|International Classification||C08L67/06, C08G18/36, C08G18/67|
|Cooperative Classification||C08G18/36, C08G18/6705, C08L67/06|
|European Classification||C08L67/06, C08G18/67A, C08G18/36|
|Jan 16, 1987||AS||Assignment|
Owner name: GLIDDEN COMPANY, THE, 925 EUCLID AVENUE, CLEVELAND
Free format text: ASSIGNMENT OF ASSIGNORS INTEREST.;ASSIGNOR:SCM CORPORATION;REEL/FRAME:004858/0717
Effective date: 19861028
Free format text: ASSIGNMENT OF ASSIGNORS INTEREST;ASSIGNOR:SCM CORPORATION;REEL/FRAME:4858/717
Owner name: GLIDDEN COMPANY, THE, A CORP. OF DE.,OHIO
Owner name: GLIDDEN COMPANY, THE, A CORP. OF DE., OHIO

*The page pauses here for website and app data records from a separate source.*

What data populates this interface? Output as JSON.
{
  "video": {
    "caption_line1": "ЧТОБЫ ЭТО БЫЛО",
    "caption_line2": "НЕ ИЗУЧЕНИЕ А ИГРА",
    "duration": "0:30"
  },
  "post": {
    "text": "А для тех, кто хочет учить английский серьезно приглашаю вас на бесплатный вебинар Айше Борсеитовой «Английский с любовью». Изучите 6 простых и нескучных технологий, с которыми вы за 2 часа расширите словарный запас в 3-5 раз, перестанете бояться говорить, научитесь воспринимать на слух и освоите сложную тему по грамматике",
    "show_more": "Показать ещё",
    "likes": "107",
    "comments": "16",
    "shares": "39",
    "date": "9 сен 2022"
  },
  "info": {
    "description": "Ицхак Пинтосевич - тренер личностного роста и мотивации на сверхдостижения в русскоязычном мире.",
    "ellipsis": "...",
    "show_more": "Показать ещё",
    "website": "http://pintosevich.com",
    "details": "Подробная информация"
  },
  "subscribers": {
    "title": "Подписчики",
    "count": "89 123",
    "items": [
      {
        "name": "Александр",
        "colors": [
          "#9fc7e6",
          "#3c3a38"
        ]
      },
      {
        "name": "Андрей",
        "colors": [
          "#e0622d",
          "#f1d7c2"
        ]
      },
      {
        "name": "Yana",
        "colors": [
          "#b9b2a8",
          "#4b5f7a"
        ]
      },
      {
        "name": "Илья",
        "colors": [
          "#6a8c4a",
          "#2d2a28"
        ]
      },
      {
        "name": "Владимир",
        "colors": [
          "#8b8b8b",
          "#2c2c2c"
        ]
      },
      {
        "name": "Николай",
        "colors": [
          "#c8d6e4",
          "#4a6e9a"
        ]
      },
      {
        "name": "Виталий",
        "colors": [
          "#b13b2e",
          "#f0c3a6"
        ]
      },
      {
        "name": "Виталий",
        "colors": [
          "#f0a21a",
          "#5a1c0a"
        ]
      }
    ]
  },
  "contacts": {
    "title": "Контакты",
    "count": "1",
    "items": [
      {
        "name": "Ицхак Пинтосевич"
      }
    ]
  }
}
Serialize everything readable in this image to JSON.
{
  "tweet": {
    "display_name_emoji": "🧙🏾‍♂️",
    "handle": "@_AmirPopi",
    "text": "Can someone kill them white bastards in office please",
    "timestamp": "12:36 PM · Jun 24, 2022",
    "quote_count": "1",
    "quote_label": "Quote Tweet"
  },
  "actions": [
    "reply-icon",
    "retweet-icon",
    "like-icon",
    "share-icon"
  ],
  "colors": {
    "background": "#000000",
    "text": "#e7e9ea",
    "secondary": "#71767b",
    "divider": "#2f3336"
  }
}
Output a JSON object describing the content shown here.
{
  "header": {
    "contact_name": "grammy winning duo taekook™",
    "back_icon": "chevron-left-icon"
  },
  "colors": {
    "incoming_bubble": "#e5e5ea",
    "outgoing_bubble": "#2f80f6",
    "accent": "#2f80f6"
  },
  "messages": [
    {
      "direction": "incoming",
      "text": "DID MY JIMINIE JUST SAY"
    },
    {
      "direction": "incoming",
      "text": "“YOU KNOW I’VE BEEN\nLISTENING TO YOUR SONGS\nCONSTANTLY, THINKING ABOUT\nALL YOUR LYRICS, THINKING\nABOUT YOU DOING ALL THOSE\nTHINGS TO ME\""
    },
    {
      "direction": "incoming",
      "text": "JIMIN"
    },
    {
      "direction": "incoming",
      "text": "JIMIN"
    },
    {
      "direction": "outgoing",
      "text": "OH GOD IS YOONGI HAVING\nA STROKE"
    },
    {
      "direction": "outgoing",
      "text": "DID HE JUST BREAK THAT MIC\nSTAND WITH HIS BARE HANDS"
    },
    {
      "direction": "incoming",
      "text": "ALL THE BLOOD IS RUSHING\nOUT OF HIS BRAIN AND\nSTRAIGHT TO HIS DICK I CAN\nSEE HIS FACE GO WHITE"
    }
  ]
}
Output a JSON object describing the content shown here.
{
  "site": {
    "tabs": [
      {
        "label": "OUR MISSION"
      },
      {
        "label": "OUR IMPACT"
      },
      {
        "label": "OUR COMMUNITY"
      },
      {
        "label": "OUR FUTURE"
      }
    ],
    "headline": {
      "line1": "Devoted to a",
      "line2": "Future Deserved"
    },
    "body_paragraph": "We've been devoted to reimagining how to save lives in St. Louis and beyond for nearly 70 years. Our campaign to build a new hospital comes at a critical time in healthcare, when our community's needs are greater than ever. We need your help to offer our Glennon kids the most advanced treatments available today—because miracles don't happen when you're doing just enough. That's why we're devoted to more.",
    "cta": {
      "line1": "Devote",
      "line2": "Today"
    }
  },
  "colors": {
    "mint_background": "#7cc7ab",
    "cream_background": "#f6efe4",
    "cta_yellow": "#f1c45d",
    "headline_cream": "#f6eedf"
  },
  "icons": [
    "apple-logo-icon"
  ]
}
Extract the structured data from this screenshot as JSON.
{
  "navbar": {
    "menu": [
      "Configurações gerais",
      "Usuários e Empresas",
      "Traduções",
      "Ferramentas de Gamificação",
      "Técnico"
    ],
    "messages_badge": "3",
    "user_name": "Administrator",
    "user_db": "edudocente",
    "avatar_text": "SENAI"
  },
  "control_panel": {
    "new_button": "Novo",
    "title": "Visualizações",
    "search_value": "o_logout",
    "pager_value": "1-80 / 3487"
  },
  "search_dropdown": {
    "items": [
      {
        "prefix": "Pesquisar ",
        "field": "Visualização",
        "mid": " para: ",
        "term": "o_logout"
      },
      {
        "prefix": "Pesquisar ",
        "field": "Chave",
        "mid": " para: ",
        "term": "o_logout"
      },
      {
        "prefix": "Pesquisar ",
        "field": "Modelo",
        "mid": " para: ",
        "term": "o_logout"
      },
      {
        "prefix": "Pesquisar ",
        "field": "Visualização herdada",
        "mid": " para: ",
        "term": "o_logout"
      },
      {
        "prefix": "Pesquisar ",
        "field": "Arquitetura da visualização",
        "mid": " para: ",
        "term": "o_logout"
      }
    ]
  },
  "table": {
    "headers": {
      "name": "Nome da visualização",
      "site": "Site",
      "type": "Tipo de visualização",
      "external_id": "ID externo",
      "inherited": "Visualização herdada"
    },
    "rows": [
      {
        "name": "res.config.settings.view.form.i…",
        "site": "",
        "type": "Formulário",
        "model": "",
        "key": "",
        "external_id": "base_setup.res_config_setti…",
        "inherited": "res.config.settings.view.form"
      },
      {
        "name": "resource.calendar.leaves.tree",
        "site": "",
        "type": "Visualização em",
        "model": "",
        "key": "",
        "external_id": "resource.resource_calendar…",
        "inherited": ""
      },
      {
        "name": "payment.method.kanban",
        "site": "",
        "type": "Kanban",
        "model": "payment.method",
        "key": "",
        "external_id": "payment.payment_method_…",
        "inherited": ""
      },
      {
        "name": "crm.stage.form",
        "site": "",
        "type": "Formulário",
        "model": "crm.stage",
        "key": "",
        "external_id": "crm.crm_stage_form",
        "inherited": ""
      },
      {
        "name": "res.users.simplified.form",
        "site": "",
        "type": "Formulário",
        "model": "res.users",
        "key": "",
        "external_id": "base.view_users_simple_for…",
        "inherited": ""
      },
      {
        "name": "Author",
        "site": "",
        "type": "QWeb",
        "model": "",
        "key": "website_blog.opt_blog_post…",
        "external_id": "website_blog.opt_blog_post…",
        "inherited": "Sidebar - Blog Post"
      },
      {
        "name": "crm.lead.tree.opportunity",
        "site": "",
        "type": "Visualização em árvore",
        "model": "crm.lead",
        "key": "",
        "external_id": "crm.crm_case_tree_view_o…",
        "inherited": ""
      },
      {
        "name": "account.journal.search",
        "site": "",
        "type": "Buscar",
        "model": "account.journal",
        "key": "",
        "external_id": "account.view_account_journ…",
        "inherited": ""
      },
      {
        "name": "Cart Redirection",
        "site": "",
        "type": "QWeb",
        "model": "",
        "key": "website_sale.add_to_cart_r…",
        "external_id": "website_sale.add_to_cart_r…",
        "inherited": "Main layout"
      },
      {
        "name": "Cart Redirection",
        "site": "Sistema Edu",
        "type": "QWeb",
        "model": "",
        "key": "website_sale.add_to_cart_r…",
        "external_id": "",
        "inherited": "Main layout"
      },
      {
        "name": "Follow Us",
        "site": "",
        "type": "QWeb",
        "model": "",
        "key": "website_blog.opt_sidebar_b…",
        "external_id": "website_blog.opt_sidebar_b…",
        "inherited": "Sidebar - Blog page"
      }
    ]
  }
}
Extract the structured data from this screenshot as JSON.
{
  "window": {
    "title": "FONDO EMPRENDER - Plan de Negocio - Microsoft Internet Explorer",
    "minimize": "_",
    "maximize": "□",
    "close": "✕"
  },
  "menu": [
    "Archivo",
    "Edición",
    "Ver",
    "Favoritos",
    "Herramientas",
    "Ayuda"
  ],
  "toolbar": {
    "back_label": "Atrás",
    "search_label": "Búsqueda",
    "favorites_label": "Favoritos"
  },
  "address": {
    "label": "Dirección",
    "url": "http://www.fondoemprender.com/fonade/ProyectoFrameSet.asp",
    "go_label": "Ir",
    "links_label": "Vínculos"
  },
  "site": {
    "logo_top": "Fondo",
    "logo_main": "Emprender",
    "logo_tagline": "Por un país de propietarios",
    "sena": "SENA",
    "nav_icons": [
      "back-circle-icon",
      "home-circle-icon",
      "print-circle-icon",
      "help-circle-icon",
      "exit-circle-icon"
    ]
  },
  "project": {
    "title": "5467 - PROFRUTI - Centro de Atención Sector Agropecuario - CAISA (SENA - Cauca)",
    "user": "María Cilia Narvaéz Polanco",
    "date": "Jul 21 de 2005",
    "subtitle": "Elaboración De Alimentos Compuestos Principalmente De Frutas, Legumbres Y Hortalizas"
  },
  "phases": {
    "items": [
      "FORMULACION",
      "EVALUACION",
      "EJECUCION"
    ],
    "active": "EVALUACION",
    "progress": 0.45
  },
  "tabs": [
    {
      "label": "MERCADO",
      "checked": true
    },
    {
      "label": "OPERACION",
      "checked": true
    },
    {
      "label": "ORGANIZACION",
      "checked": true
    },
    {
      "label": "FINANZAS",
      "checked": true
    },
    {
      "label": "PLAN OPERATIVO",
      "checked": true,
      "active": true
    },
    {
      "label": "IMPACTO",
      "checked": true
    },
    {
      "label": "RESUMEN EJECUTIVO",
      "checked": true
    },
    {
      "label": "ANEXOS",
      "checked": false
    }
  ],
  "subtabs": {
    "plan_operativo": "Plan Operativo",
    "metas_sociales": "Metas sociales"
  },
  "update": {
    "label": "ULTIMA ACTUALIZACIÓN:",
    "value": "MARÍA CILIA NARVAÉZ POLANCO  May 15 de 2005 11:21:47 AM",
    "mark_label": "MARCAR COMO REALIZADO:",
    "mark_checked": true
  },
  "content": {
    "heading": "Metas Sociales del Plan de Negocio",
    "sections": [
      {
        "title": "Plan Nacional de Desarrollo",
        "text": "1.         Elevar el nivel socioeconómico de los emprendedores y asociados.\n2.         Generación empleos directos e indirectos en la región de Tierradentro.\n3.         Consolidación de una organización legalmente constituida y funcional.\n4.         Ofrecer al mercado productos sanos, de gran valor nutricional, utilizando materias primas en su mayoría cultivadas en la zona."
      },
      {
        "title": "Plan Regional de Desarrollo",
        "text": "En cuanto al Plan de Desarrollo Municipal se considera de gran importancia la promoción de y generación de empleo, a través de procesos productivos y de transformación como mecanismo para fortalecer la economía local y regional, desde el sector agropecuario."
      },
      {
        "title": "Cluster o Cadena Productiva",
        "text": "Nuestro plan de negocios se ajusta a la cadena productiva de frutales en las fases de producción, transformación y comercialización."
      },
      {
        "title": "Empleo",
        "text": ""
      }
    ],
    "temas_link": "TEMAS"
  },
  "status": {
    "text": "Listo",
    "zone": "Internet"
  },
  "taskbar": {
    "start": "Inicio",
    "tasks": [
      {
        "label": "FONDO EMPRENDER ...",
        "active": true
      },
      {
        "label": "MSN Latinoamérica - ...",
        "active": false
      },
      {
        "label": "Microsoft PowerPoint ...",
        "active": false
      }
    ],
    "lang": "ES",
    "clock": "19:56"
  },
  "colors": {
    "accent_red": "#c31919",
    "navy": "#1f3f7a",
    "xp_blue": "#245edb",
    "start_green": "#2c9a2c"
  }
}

Free format text: ASSIGNMENT OF ASSIGNORS INTEREST;ASSIGNOR:SCM CORPORATION;REEL/FRAME:004858/0717